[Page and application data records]
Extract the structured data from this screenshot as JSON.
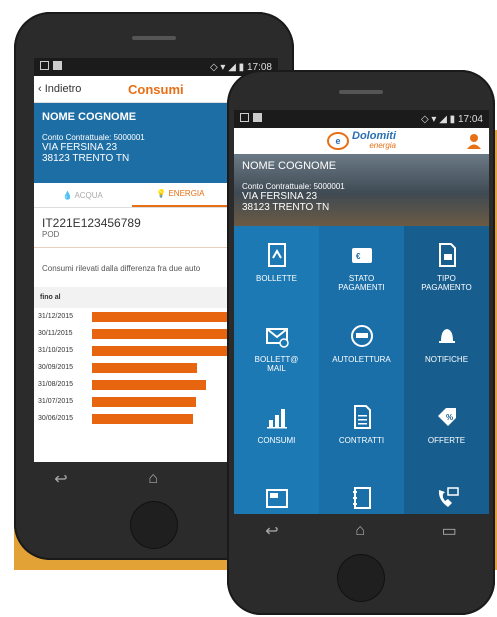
{
  "back_phone": {
    "status_time": "17:08",
    "back_label": "Indietro",
    "title": "Consumi",
    "user_name": "NOME COGNOME",
    "contract": "Conto Contrattuale: 5000001",
    "address1": "VIA FERSINA 23",
    "address2": "38123 TRENTO TN",
    "tabs": [
      {
        "label": "ACQUA"
      },
      {
        "label": "ENERGIA"
      }
    ],
    "pod_code": "IT221E123456789",
    "pod_label": "POD",
    "note": "Consumi rilevati dalla differenza fra due auto",
    "table_header": "fino al",
    "rows": [
      {
        "date": "31/12/2015",
        "value": 100
      },
      {
        "date": "30/11/2015",
        "value": 100
      },
      {
        "date": "31/10/2015",
        "value": 100
      },
      {
        "date": "30/09/2015",
        "value": 71
      },
      {
        "date": "31/08/2015",
        "value": 77
      },
      {
        "date": "31/07/2015",
        "value": 70
      },
      {
        "date": "30/06/2015",
        "value": 68
      }
    ]
  },
  "front_phone": {
    "status_time": "17:04",
    "logo_main": "Dolomiti",
    "logo_sub": "energia",
    "user_name": "NOME COGNOME",
    "contract": "Conto Contrattuale: 5000001",
    "address1": "VIA FERSINA 23",
    "address2": "38123 TRENTO TN",
    "tiles": [
      {
        "label": "BOLLETTE",
        "icon": "pdf-bill-icon"
      },
      {
        "label": "STATO\nPAGAMENTI",
        "icon": "wallet-icon"
      },
      {
        "label": "TIPO\nPAGAMENTO",
        "icon": "payment-doc-icon"
      },
      {
        "label": "BOLLETT@\nMAIL",
        "icon": "mail-at-icon"
      },
      {
        "label": "AUTOLETTURA",
        "icon": "meter-icon"
      },
      {
        "label": "NOTIFICHE",
        "icon": "bell-icon"
      },
      {
        "label": "CONSUMI",
        "icon": "bar-chart-icon"
      },
      {
        "label": "CONTRATTI",
        "icon": "document-icon"
      },
      {
        "label": "OFFERTE",
        "icon": "percent-tag-icon"
      },
      {
        "label": "",
        "icon": "news-icon"
      },
      {
        "label": "",
        "icon": "notebook-icon"
      },
      {
        "label": "",
        "icon": "phone-mail-icon"
      }
    ]
  },
  "colors": {
    "orange": "#e76f16",
    "blue": "#1c79b4",
    "accent_bg": "#e2a236"
  }
}
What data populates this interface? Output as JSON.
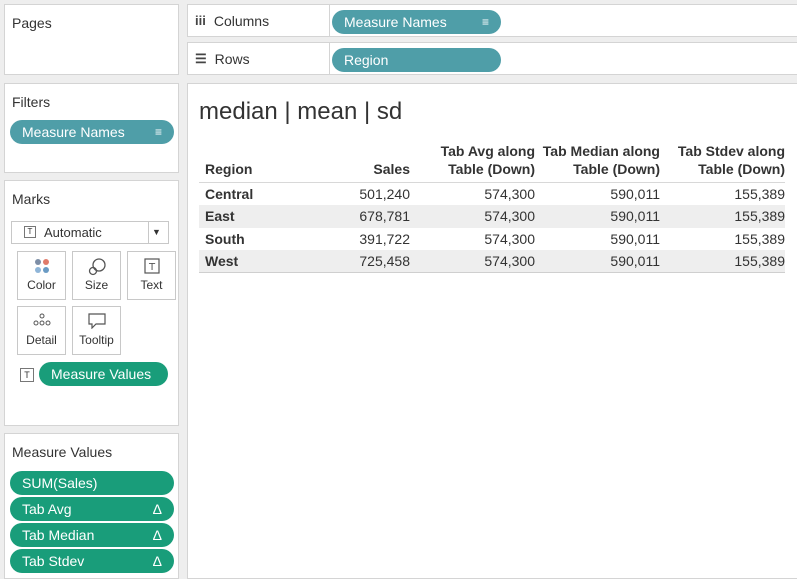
{
  "pages": {
    "title": "Pages"
  },
  "columns": {
    "label": "Columns",
    "icon": "iii",
    "pill": "Measure Names"
  },
  "rows": {
    "label": "Rows",
    "icon": "☰",
    "pill": "Region"
  },
  "filters": {
    "title": "Filters",
    "pill": "Measure Names"
  },
  "marks": {
    "title": "Marks",
    "type": "Automatic",
    "buttons": [
      {
        "label": "Color"
      },
      {
        "label": "Size"
      },
      {
        "label": "Text"
      },
      {
        "label": "Detail"
      },
      {
        "label": "Tooltip"
      }
    ],
    "text_pill": "Measure Values"
  },
  "measure_values": {
    "title": "Measure Values",
    "pills": [
      "SUM(Sales)",
      "Tab Avg",
      "Tab Median",
      "Tab Stdev"
    ],
    "delta": "Δ"
  },
  "view": {
    "title": "median | mean | sd",
    "headers": {
      "region": "Region",
      "sales": "Sales",
      "avg": [
        "Tab Avg along",
        "Table (Down)"
      ],
      "median": [
        "Tab Median along",
        "Table (Down)"
      ],
      "stdev": [
        "Tab Stdev along",
        "Table (Down)"
      ]
    },
    "rows": [
      {
        "region": "Central",
        "sales": "501,240",
        "avg": "574,300",
        "median": "590,011",
        "stdev": "155,389"
      },
      {
        "region": "East",
        "sales": "678,781",
        "avg": "574,300",
        "median": "590,011",
        "stdev": "155,389"
      },
      {
        "region": "South",
        "sales": "391,722",
        "avg": "574,300",
        "median": "590,011",
        "stdev": "155,389"
      },
      {
        "region": "West",
        "sales": "725,458",
        "avg": "574,300",
        "median": "590,011",
        "stdev": "155,389"
      }
    ]
  },
  "colors": {
    "dimension_pill": "#4f9ea8",
    "measure_pill": "#199d7a"
  }
}
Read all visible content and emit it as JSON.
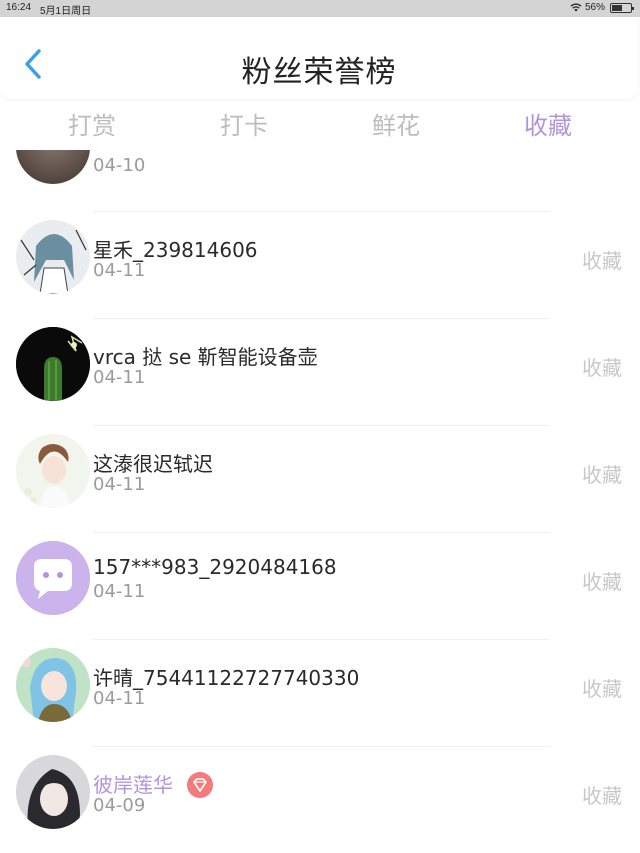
{
  "status_bar": {
    "time": "16:24",
    "date": "5月1日周日",
    "battery": "56%",
    "battery_level": 0.56
  },
  "header": {
    "title": "粉丝荣誉榜"
  },
  "tabs": [
    {
      "label": "打赏",
      "active": false
    },
    {
      "label": "打卡",
      "active": false
    },
    {
      "label": "鲜花",
      "active": false
    },
    {
      "label": "收藏",
      "active": true
    }
  ],
  "list": [
    {
      "name": "",
      "date": "04-10",
      "action": ""
    },
    {
      "name": "星禾_239814606",
      "date": "04-11",
      "action": "收藏"
    },
    {
      "name": "vrca 挞 se 靳智能设备壶",
      "date": "04-11",
      "action": "收藏"
    },
    {
      "name": "这溙很迟轼迟",
      "date": "04-11",
      "action": "收藏"
    },
    {
      "name": "157***983_2920484168",
      "date": "04-11",
      "action": "收藏"
    },
    {
      "name": "许晴_75441122727740330",
      "date": "04-11",
      "action": "收藏"
    },
    {
      "name": "彼岸莲华",
      "date": "04-09",
      "action": "收藏"
    }
  ],
  "colors": {
    "accent": "#b394dc",
    "tab_inactive": "#bdbdbd",
    "back_icon": "#3aa0e8",
    "vip_badge": "#f47b7b"
  }
}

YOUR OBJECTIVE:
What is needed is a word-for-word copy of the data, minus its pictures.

WRITTEN ANSWER:
Extract the structured data from this screenshot as JSON.
{
  "back_phone": {
    "status_time": "17:08",
    "back_label": "Indietro",
    "title": "Consumi",
    "user_name": "NOME COGNOME",
    "contract": "Conto Contrattuale: 5000001",
    "address1": "VIA FERSINA 23",
    "address2": "38123 TRENTO TN",
    "tabs": [
      {
        "label": "ACQUA"
      },
      {
        "label": "ENERGIA"
      }
    ],
    "pod_code": "IT221E123456789",
    "pod_label": "POD",
    "note": "Consumi rilevati dalla differenza fra due auto",
    "table_header": "fino al",
    "rows": [
      {
        "date": "31/12/2015",
        "value": 100
      },
      {
        "date": "30/11/2015",
        "value": 100
      },
      {
        "date": "31/10/2015",
        "value": 100
      },
      {
        "date": "30/09/2015",
        "value": 71
      },
      {
        "date": "31/08/2015",
        "value": 77
      },
      {
        "date": "31/07/2015",
        "value": 70
      },
      {
        "date": "30/06/2015",
        "value": 68
      }
    ]
  },
  "front_phone": {
    "status_time": "17:04",
    "logo_main": "Dolomiti",
    "logo_sub": "energia",
    "user_name": "NOME COGNOME",
    "contract": "Conto Contrattuale: 5000001",
    "address1": "VIA FERSINA 23",
    "address2": "38123 TRENTO TN",
    "tiles": [
      {
        "label": "BOLLETTE",
        "icon": "pdf-bill-icon"
      },
      {
        "label": "STATO\nPAGAMENTI",
        "icon": "wallet-icon"
      },
      {
        "label": "TIPO\nPAGAMENTO",
        "icon": "payment-doc-icon"
      },
      {
        "label": "BOLLETT@\nMAIL",
        "icon": "mail-at-icon"
      },
      {
        "label": "AUTOLETTURA",
        "icon": "meter-icon"
      },
      {
        "label": "NOTIFICHE",
        "icon": "bell-icon"
      },
      {
        "label": "CONSUMI",
        "icon": "bar-chart-icon"
      },
      {
        "label": "CONTRATTI",
        "icon": "document-icon"
      },
      {
        "label": "OFFERTE",
        "icon": "percent-tag-icon"
      },
      {
        "label": "",
        "icon": "news-icon"
      },
      {
        "label": "",
        "icon": "notebook-icon"
      },
      {
        "label": "",
        "icon": "phone-mail-icon"
      }
    ]
  },
  "colors": {
    "orange": "#e76f16",
    "blue": "#1c79b4",
    "accent_bg": "#e2a236"
  }
}
What data populates this interface? Output as JSON.
{
  "pages": {
    "title": "Pages"
  },
  "columns": {
    "label": "Columns",
    "icon": "iii",
    "pill": "Measure Names"
  },
  "rows": {
    "label": "Rows",
    "icon": "☰",
    "pill": "Region"
  },
  "filters": {
    "title": "Filters",
    "pill": "Measure Names"
  },
  "marks": {
    "title": "Marks",
    "type": "Automatic",
    "buttons": [
      {
        "label": "Color"
      },
      {
        "label": "Size"
      },
      {
        "label": "Text"
      },
      {
        "label": "Detail"
      },
      {
        "label": "Tooltip"
      }
    ],
    "text_pill": "Measure Values"
  },
  "measure_values": {
    "title": "Measure Values",
    "pills": [
      "SUM(Sales)",
      "Tab Avg",
      "Tab Median",
      "Tab Stdev"
    ],
    "delta": "Δ"
  },
  "view": {
    "title": "median | mean | sd",
    "headers": {
      "region": "Region",
      "sales": "Sales",
      "avg": [
        "Tab Avg along",
        "Table (Down)"
      ],
      "median": [
        "Tab Median along",
        "Table (Down)"
      ],
      "stdev": [
        "Tab Stdev along",
        "Table (Down)"
      ]
    },
    "rows": [
      {
        "region": "Central",
        "sales": "501,240",
        "avg": "574,300",
        "median": "590,011",
        "stdev": "155,389"
      },
      {
        "region": "East",
        "sales": "678,781",
        "avg": "574,300",
        "median": "590,011",
        "stdev": "155,389"
      },
      {
        "region": "South",
        "sales": "391,722",
        "avg": "574,300",
        "median": "590,011",
        "stdev": "155,389"
      },
      {
        "region": "West",
        "sales": "725,458",
        "avg": "574,300",
        "median": "590,011",
        "stdev": "155,389"
      }
    ]
  },
  "colors": {
    "dimension_pill": "#4f9ea8",
    "measure_pill": "#199d7a"
  }
}
Read all visible content and emit it as JSON.
{
  "status_bar": {
    "time": "16:24",
    "date": "5月1日周日",
    "battery": "56%",
    "battery_level": 0.56
  },
  "header": {
    "title": "粉丝荣誉榜"
  },
  "tabs": [
    {
      "label": "打赏",
      "active": false
    },
    {
      "label": "打卡",
      "active": false
    },
    {
      "label": "鲜花",
      "active": false
    },
    {
      "label": "收藏",
      "active": true
    }
  ],
  "list": [
    {
      "name": "",
      "date": "04-10",
      "action": ""
    },
    {
      "name": "星禾_239814606",
      "date": "04-11",
      "action": "收藏"
    },
    {
      "name": "vrca 挞 se 靳智能设备壶",
      "date": "04-11",
      "action": "收藏"
    },
    {
      "name": "这溙很迟轼迟",
      "date": "04-11",
      "action": "收藏"
    },
    {
      "name": "157***983_2920484168",
      "date": "04-11",
      "action": "收藏"
    },
    {
      "name": "许晴_75441122727740330",
      "date": "04-11",
      "action": "收藏"
    },
    {
      "name": "彼岸莲华",
      "date": "04-09",
      "action": "收藏"
    }
  ],
  "colors": {
    "accent": "#b394dc",
    "tab_inactive": "#bdbdbd",
    "back_icon": "#3aa0e8",
    "vip_badge": "#f47b7b"
  }
}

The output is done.